▶ _PROBLEM TO SOLVE_
The lines to copy are those holding the string "highlight" in the entries below.

--- --- ---

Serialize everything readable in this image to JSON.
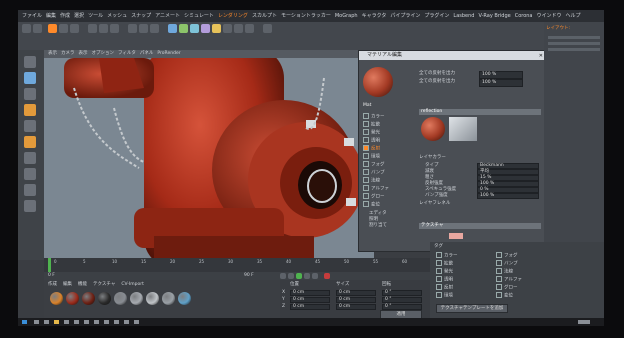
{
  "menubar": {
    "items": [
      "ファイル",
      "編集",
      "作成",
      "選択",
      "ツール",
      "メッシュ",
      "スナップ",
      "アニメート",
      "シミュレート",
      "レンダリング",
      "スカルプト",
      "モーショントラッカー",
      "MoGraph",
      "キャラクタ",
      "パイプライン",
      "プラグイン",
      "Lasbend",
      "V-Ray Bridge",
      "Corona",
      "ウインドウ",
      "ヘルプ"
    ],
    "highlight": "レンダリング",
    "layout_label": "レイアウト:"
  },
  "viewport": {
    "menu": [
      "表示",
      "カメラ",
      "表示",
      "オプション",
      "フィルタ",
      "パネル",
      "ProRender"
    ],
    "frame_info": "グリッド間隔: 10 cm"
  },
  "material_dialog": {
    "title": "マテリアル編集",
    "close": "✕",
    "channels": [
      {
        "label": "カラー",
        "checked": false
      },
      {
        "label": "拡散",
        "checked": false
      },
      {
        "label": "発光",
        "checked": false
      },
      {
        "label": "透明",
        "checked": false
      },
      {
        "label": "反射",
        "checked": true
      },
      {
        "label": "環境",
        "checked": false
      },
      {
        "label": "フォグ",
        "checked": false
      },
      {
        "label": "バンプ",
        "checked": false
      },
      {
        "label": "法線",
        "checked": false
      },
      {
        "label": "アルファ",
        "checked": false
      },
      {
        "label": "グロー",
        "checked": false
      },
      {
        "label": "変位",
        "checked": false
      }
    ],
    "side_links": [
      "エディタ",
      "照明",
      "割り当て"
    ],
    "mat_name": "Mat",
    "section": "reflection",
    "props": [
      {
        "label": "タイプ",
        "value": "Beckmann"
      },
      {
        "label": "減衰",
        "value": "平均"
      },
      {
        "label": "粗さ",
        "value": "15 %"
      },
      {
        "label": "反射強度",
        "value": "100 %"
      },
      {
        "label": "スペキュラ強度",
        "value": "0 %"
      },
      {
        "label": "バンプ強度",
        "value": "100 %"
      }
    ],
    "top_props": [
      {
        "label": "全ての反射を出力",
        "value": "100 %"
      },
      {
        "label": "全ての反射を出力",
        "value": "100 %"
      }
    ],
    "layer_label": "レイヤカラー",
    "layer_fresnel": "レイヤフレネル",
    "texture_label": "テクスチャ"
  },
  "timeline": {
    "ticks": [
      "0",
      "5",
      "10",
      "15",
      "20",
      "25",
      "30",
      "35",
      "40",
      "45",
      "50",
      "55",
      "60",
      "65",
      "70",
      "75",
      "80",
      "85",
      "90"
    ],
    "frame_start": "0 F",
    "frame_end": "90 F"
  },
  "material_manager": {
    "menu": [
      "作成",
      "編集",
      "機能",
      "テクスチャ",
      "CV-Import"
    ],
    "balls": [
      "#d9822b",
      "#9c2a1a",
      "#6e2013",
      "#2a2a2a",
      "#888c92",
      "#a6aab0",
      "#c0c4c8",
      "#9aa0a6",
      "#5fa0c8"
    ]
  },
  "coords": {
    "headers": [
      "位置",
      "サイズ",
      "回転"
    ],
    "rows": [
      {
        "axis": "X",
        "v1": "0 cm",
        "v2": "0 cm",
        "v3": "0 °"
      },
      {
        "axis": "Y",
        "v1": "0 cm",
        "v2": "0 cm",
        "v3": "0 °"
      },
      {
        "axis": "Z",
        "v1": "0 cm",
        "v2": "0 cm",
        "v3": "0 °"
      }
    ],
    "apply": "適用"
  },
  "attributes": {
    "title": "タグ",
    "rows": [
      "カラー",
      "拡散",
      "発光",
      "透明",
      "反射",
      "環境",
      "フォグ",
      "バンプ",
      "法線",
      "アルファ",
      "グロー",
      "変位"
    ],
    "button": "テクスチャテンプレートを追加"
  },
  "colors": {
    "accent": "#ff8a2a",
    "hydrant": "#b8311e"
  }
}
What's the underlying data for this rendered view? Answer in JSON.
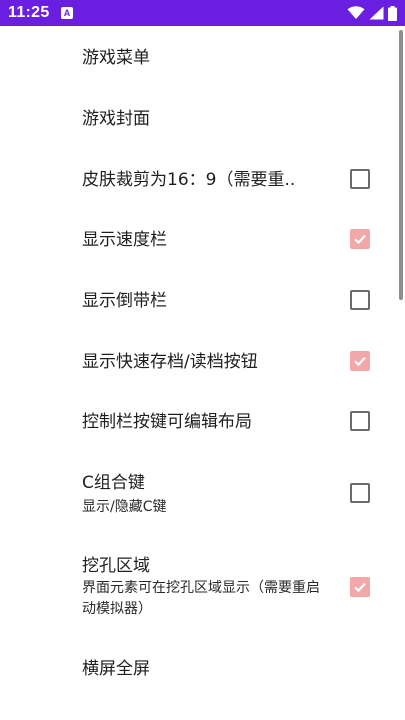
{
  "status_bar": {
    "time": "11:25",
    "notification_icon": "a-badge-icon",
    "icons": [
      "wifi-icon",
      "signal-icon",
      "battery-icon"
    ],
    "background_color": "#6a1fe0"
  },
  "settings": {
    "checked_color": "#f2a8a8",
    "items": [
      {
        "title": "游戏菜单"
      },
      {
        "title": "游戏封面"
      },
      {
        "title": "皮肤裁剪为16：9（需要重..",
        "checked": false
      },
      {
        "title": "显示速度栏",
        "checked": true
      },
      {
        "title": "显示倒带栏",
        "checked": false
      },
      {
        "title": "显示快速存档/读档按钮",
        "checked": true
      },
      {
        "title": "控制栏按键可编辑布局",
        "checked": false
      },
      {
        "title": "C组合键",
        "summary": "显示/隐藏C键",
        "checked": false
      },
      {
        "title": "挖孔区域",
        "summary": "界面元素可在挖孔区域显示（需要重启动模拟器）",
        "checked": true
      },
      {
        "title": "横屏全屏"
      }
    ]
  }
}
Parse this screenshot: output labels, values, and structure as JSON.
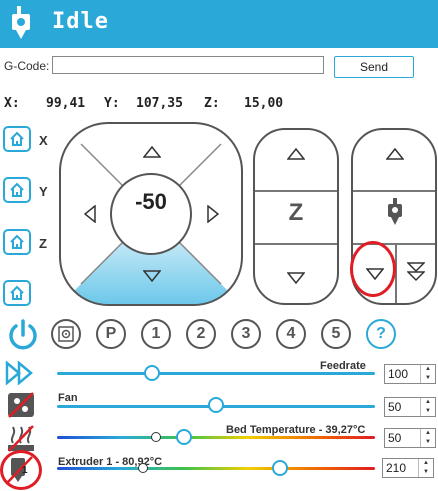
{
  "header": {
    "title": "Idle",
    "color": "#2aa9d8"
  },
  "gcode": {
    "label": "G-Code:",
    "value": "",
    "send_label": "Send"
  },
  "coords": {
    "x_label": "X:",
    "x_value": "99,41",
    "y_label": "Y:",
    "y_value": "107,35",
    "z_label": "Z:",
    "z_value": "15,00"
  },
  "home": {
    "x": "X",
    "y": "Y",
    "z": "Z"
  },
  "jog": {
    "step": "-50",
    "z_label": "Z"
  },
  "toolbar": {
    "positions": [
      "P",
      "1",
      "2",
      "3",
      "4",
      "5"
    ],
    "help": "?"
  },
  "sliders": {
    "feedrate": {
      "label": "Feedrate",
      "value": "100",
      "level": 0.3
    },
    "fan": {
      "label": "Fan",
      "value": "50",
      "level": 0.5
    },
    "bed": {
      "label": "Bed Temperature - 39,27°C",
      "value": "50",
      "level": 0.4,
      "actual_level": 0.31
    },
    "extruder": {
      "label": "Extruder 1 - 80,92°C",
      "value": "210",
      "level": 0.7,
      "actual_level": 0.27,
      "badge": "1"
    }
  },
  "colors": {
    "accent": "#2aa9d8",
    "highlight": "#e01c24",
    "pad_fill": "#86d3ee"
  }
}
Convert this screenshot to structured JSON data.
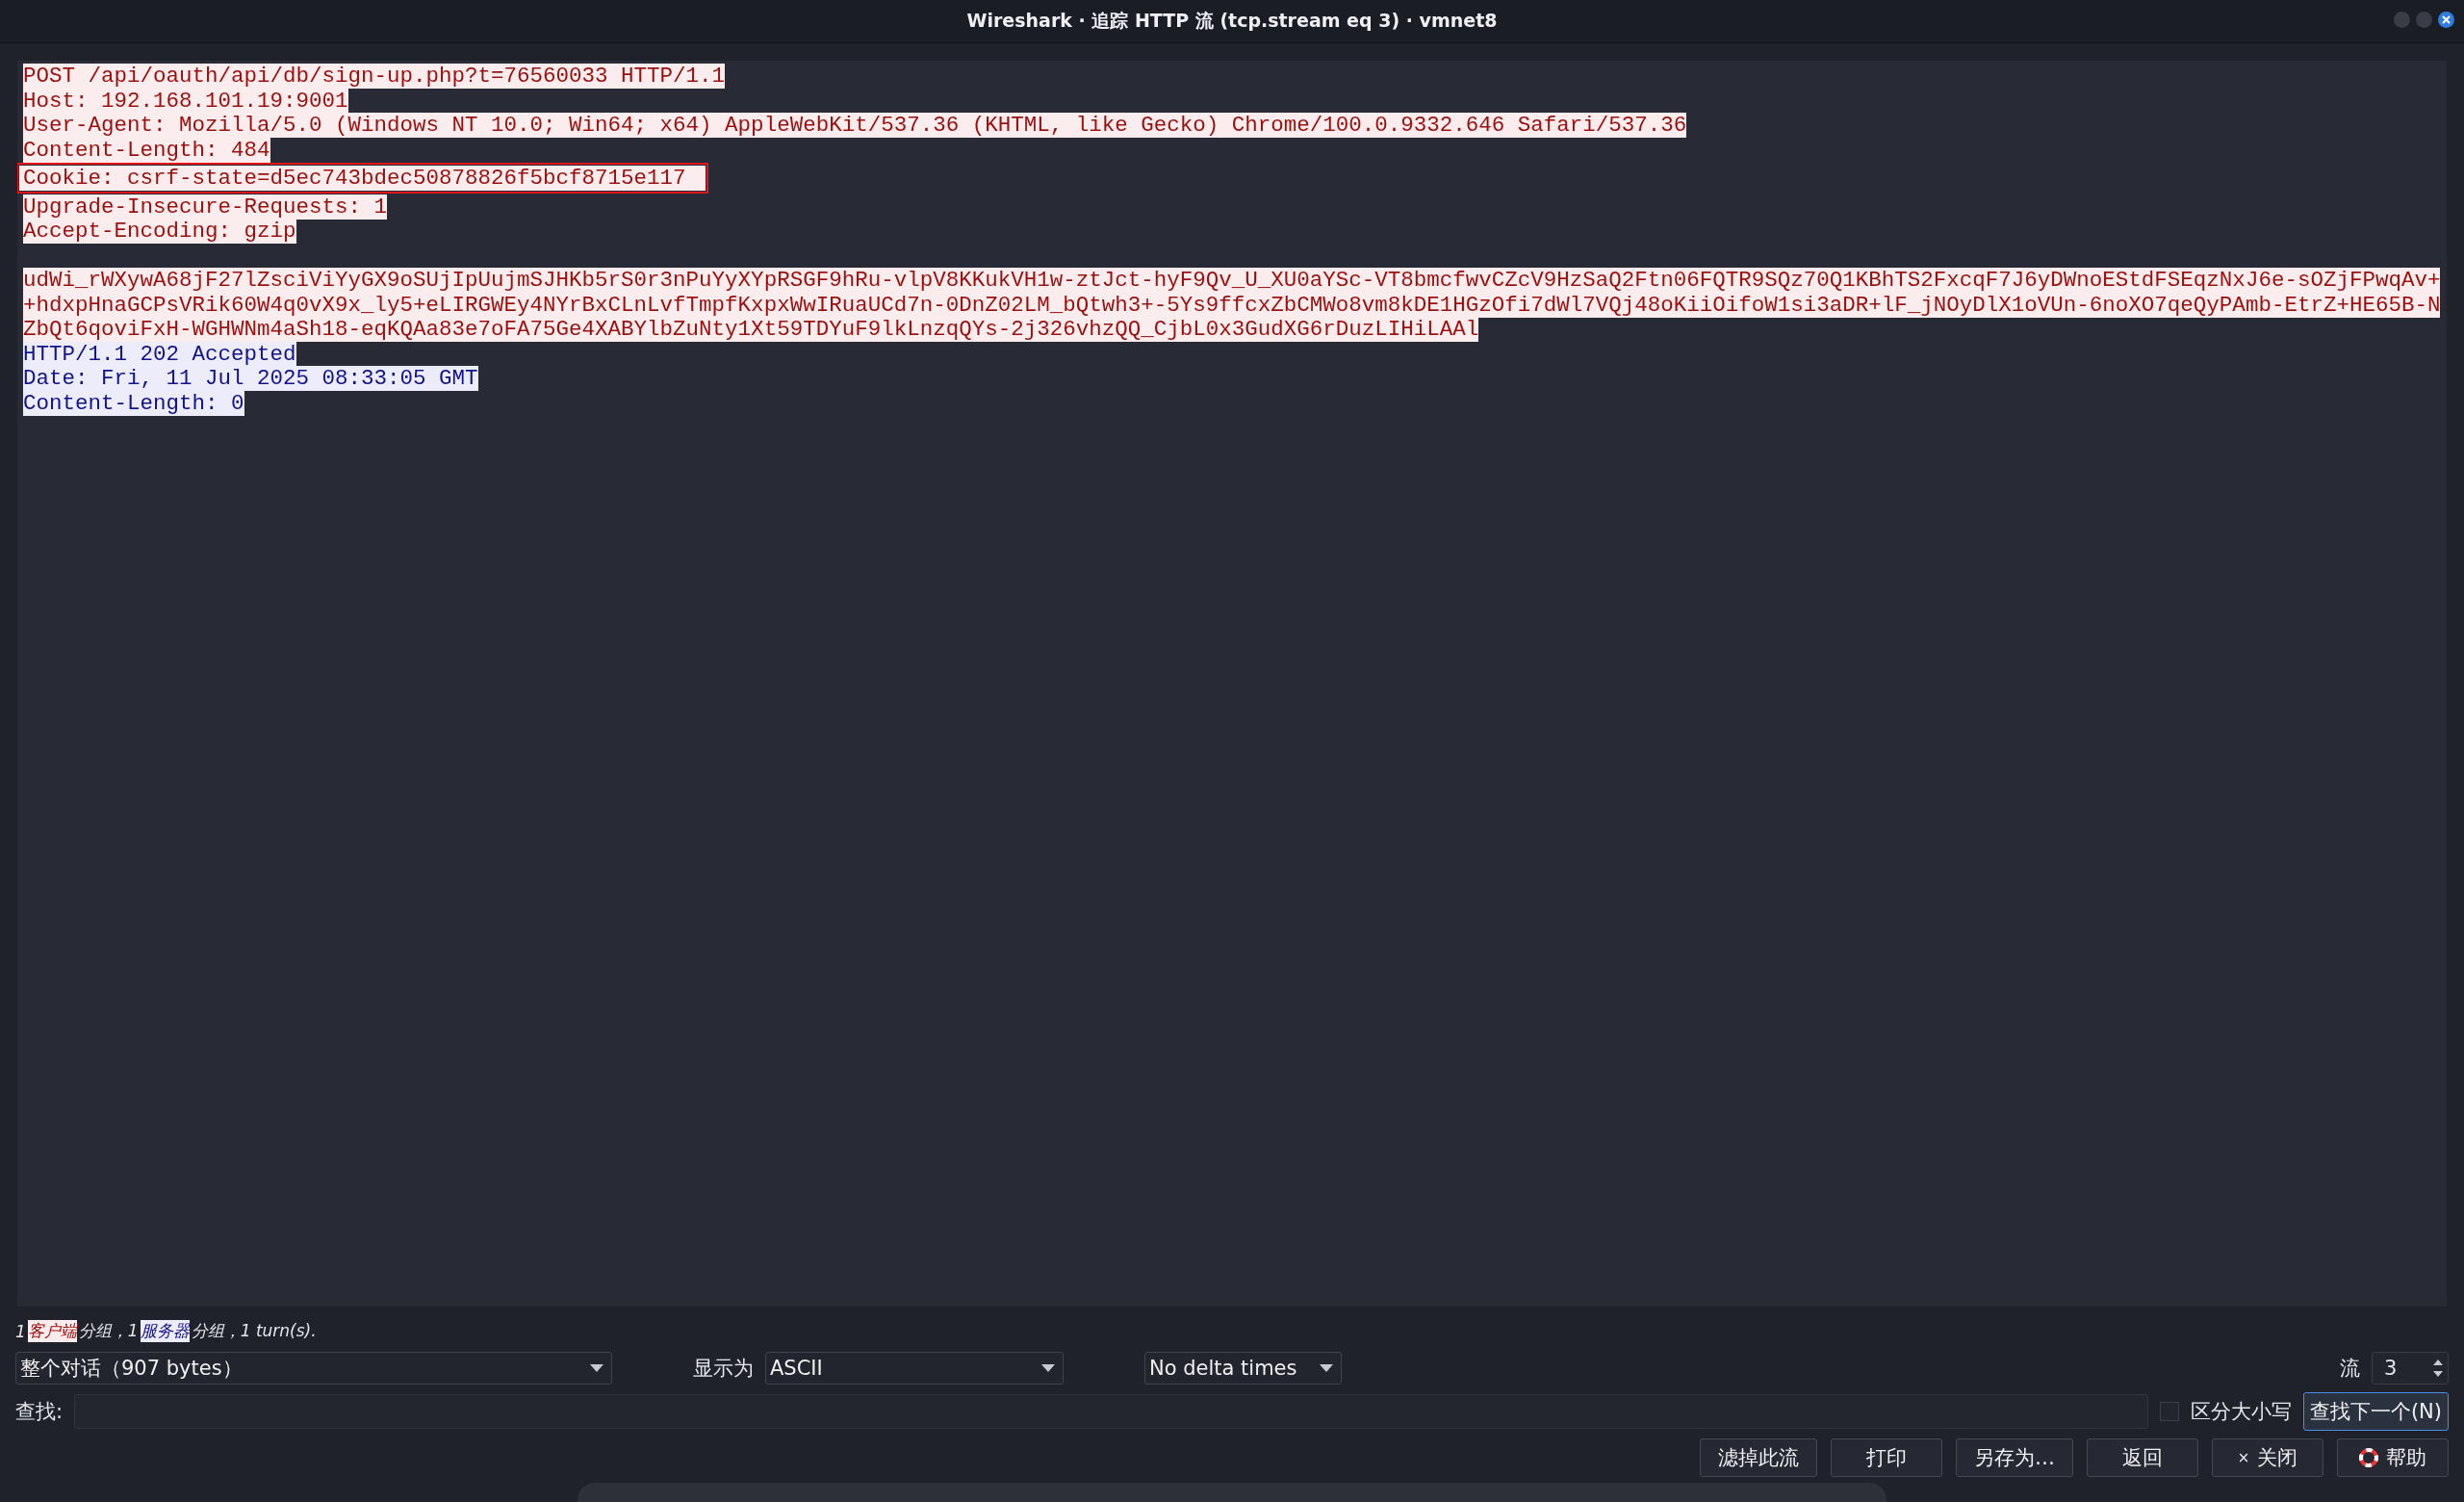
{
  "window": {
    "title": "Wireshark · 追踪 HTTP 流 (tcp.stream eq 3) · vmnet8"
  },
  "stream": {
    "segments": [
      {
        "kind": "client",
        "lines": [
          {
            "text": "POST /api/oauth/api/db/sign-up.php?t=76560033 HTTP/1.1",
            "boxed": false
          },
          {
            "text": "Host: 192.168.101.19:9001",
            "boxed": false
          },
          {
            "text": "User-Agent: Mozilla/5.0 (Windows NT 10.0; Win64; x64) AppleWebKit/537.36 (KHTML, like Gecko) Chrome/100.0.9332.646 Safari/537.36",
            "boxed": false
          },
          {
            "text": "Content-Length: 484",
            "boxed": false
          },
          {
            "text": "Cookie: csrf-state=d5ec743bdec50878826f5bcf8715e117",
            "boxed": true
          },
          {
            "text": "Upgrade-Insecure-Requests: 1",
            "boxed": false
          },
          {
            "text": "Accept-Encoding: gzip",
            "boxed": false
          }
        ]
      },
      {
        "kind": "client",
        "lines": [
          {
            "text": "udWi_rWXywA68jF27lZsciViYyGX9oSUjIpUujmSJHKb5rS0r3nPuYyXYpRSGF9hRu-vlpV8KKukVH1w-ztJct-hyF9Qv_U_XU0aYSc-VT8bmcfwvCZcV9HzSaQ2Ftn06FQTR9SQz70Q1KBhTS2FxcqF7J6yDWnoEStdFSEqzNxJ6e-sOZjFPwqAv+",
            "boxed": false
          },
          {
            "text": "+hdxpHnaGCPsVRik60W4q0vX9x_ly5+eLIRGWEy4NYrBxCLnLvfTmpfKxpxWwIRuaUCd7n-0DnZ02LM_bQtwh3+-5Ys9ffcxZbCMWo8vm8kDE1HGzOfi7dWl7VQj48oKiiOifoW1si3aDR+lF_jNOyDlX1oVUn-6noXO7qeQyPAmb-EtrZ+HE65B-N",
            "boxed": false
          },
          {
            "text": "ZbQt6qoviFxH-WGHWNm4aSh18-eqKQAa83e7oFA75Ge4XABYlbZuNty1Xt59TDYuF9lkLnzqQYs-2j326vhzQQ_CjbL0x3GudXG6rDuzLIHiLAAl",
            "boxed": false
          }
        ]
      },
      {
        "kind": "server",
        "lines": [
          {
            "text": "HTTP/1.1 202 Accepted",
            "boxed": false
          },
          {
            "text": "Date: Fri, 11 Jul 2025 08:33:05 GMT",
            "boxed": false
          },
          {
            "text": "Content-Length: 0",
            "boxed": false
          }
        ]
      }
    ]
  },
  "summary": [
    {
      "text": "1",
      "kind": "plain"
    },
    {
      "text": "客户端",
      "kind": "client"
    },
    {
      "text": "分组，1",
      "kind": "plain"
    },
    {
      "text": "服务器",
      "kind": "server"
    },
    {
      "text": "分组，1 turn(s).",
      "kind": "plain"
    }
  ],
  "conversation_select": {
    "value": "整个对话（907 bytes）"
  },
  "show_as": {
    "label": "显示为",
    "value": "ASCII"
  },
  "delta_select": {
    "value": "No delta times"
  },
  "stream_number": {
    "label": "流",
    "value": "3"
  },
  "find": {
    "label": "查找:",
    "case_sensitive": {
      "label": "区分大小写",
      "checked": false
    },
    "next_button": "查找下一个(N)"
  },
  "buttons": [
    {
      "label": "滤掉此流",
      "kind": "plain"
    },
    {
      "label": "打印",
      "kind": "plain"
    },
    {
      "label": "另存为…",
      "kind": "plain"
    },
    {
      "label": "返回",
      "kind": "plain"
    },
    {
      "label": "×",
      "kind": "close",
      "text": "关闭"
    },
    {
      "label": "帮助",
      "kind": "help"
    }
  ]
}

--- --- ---

▶ _SOLUTION TO THIS PROBLEM_
    "highlight": "レンダリング",
    "highlight": "#e01c24",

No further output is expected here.